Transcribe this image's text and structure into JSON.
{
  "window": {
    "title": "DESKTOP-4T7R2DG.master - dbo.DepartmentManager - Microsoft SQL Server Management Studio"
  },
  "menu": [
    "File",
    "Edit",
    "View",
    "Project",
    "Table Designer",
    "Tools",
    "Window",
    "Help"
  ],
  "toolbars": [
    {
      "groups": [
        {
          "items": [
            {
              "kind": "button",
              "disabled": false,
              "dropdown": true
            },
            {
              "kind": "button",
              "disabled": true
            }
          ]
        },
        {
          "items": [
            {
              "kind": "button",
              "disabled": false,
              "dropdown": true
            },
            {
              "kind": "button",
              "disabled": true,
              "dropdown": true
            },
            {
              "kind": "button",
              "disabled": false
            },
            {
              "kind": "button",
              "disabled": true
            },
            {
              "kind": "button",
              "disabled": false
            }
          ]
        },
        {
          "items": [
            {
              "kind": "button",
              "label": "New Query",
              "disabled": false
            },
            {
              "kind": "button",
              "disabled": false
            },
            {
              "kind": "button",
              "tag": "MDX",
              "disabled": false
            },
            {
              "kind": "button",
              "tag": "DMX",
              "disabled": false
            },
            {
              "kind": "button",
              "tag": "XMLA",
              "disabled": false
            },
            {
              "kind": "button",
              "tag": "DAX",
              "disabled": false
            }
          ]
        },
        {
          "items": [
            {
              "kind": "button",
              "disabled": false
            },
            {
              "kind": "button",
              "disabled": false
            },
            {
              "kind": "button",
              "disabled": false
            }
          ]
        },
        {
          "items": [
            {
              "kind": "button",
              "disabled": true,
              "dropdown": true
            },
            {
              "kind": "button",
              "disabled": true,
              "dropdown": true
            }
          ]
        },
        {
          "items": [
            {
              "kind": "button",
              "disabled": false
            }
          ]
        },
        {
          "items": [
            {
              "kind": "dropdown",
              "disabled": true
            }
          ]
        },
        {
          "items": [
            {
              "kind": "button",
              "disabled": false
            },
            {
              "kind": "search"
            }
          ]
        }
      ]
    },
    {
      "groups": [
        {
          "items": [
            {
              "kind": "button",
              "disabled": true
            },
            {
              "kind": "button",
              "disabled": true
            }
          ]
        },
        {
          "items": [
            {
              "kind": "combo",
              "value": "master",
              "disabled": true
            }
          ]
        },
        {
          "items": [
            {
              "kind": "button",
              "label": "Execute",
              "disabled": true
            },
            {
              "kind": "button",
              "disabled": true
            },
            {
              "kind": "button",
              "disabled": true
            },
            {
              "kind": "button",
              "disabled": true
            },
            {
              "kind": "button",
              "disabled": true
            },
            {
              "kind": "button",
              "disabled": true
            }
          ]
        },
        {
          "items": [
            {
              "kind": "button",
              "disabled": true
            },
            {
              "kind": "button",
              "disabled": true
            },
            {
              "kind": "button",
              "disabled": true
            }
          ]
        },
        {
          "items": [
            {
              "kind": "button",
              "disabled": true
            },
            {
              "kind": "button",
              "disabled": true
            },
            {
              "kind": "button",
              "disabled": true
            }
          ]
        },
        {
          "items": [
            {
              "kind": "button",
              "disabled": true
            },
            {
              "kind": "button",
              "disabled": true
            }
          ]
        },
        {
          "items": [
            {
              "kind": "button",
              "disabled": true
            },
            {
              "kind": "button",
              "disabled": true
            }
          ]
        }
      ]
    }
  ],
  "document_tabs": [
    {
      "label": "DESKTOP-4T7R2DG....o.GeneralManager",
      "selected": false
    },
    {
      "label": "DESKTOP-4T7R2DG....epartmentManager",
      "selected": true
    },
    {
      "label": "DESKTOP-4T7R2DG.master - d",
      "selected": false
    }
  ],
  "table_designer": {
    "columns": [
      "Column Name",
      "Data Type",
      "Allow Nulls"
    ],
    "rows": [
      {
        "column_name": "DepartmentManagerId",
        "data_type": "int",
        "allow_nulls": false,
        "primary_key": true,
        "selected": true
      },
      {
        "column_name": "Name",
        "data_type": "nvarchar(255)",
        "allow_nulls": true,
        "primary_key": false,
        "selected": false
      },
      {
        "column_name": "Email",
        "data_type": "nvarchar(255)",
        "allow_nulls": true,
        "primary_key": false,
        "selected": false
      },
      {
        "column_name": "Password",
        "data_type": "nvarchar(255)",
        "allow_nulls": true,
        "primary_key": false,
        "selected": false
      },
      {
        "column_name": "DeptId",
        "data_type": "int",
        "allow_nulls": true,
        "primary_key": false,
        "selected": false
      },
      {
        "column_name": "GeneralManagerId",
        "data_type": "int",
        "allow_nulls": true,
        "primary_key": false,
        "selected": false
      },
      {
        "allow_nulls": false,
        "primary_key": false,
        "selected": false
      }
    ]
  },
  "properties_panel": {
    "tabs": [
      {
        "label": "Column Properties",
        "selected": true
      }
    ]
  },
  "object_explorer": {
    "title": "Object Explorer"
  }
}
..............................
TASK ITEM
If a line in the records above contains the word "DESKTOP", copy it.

RESPONSE TO THE EXERCISE
    "title": "DESKTOP-4T7R2DG.master - dbo.DepartmentManager - Microsoft SQL Server Management Studio"
      "label": "DESKTOP-4T7R2DG....o.GeneralManager",
      "label": "DESKTOP-4T7R2DG....epartmentManager",
      "label": "DESKTOP-4T7R2DG.master - d",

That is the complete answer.